> **PROBLEM DETAILS**
Emit all the data exactly as provided.

> **RECORDS SUPPLIED**
►

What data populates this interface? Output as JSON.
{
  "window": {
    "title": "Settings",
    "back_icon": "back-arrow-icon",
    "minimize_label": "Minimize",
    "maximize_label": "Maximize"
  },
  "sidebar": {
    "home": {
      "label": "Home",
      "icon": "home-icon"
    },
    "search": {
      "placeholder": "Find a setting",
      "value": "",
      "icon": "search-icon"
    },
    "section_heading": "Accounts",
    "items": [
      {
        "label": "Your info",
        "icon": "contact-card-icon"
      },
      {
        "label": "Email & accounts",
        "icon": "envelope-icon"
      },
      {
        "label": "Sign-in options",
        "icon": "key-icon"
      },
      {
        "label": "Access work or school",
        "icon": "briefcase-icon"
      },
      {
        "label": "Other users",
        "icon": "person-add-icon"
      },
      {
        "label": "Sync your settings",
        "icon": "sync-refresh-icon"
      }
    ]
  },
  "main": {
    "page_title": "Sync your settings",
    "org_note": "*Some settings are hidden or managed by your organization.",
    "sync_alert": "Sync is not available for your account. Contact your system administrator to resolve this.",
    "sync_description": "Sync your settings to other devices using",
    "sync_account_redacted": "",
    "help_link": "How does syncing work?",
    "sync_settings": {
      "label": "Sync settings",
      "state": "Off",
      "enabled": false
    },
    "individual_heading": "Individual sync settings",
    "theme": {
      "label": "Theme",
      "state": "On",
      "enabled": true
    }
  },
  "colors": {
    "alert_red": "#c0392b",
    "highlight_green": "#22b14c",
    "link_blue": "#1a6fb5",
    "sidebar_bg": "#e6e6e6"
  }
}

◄

> **RESPONSE TO THIS TASK**
What data populates this interface? Output as JSON.
{
  "window": {
    "title": "Settings",
    "back_icon": "back-arrow-icon",
    "minimize_label": "Minimize",
    "maximize_label": "Maximize"
  },
  "sidebar": {
    "home": {
      "label": "Home",
      "icon": "home-icon"
    },
    "search": {
      "placeholder": "Find a setting",
      "value": "",
      "icon": "search-icon"
    },
    "section_heading": "Accounts",
    "items": [
      {
        "label": "Your info",
        "icon": "contact-card-icon"
      },
      {
        "label": "Email & accounts",
        "icon": "envelope-icon"
      },
      {
        "label": "Sign-in options",
        "icon": "key-icon"
      },
      {
        "label": "Access work or school",
        "icon": "briefcase-icon"
      },
      {
        "label": "Other users",
        "icon": "person-add-icon"
      },
      {
        "label": "Sync your settings",
        "icon": "sync-refresh-icon"
      }
    ]
  },
  "main": {
    "page_title": "Sync your settings",
    "org_note": "*Some settings are hidden or managed by your organization.",
    "sync_alert": "Sync is not available for your account. Contact your system administrator to resolve this.",
    "sync_description": "Sync your settings to other devices using",
    "sync_account_redacted": "",
    "help_link": "How does syncing work?",
    "sync_settings": {
      "label": "Sync settings",
      "state": "Off",
      "enabled": false
    },
    "individual_heading": "Individual sync settings",
    "theme": {
      "label": "Theme",
      "state": "On",
      "enabled": true
    }
  },
  "colors": {
    "alert_red": "#c0392b",
    "highlight_green": "#22b14c",
    "link_blue": "#1a6fb5",
    "sidebar_bg": "#e6e6e6"
  }
}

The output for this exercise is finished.